You currently use two systems to manage events across your business units:
Scheduling Calendar — manually accomplished via Excel spreadsheets and and other
desktop software for different venues
- Events Management — event details are entered into the Booking Outlook System
The problem is that these two systems are not integrated, so information input or
modified in one system does not automatically update the other in real-time. This
lack of real-time information is magnified due to the number of personnel that use
these systems, including booking staff, finance, special event staff, sports properties,
production staff and company management.
Given this situation and your functional requirements, there are three main criteria
that you are looking for in a scheduling product:
- Provides a way for staff from different business units to securely access a centralized
- Provides a way for internal staff from different business units to securely access
a centralized events management system.
- Integrates the calendar/booking system with the event management system to enable
information to be shared and updated in real-time between both systems.
Due to the various types of events managed, as well as the number of different business
units that must interface with the system, an enterprise-class event business management
system is needed. Enterprise-class applications utilize a modular approach so that
companies can choose modules that fit their specific business requirements.
There are three companies in particular that offer enterprise-class event business
management solutions in the sporting events and performing arts market:
Ungerboeck Systems International (USI) — Founded in 1985, USI offers
an integrated event business management solution which has a number of different
modules, including booking and resource management specifically for sporting venues,
such as Ford Field, Detroit and Reliant Park, Houston, which both hosted the Super
Bowl (in 2005 and 2006) using USI’s event business management systems.
RIC Corp — RIC is the largest competitor to USI, and has been around
since 1982. Some of their customers include the Indiana Convention Center and RCA
Dome, and the Georgia World Congress Center in Atlanta. Although the interface is
a bit more outdated in terms of look, the system requirements are minimal (a key
factor when trying to connect different business units/companies), and the system
is built on Microsoft .Net. Although it is not as modular as USI’s offering,
it offers features that MSG may want to utilize.
Dean Evans & Associates (DEA) — Founded in 1986, DEA offers facility
scheduling and event management software, and their customers include sports stadiums,
arenas and performing arts centers including the University of Maryland’s
Comcast Center and the Boston Conservatory. DEA’s event business management
system has several configurations based on one’s type of organization, and
with more than 1 million registered users, they have an impressive list of customers.
All three of these vendors offer enterprise-class products, and are used to dealing
with companies that need customized solutions, which is what you need. They are

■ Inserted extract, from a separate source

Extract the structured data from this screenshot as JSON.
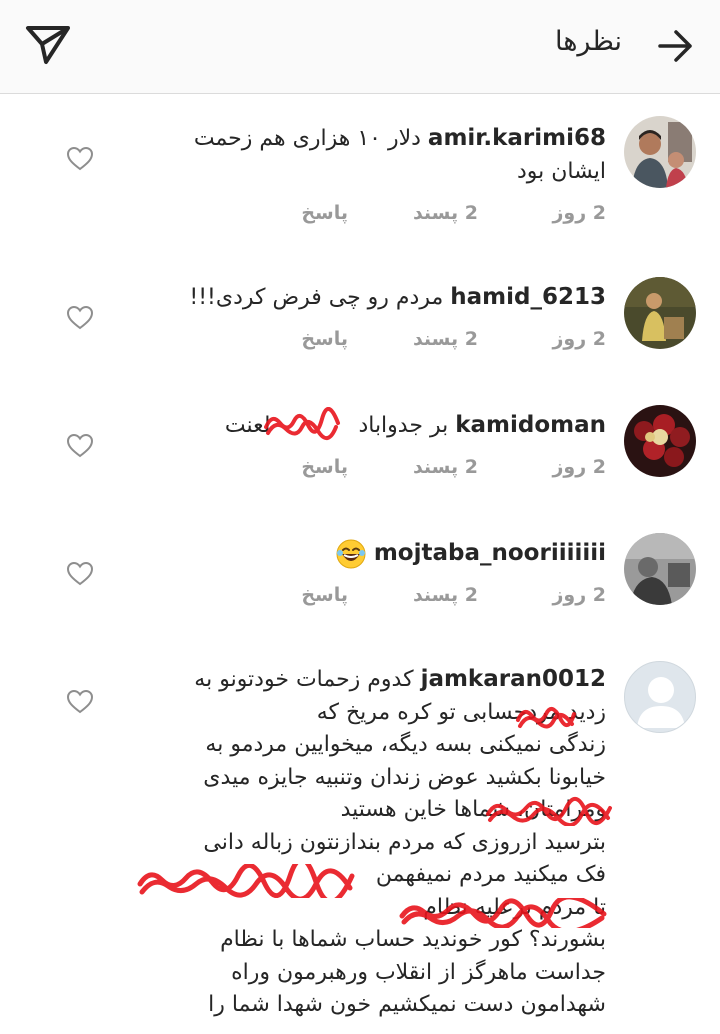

very different from the myriad of the standard event management systems that claim
to offer a “one size fits all” solution. They also have experienced
support teams, which may be required when migrating from the existing BOS.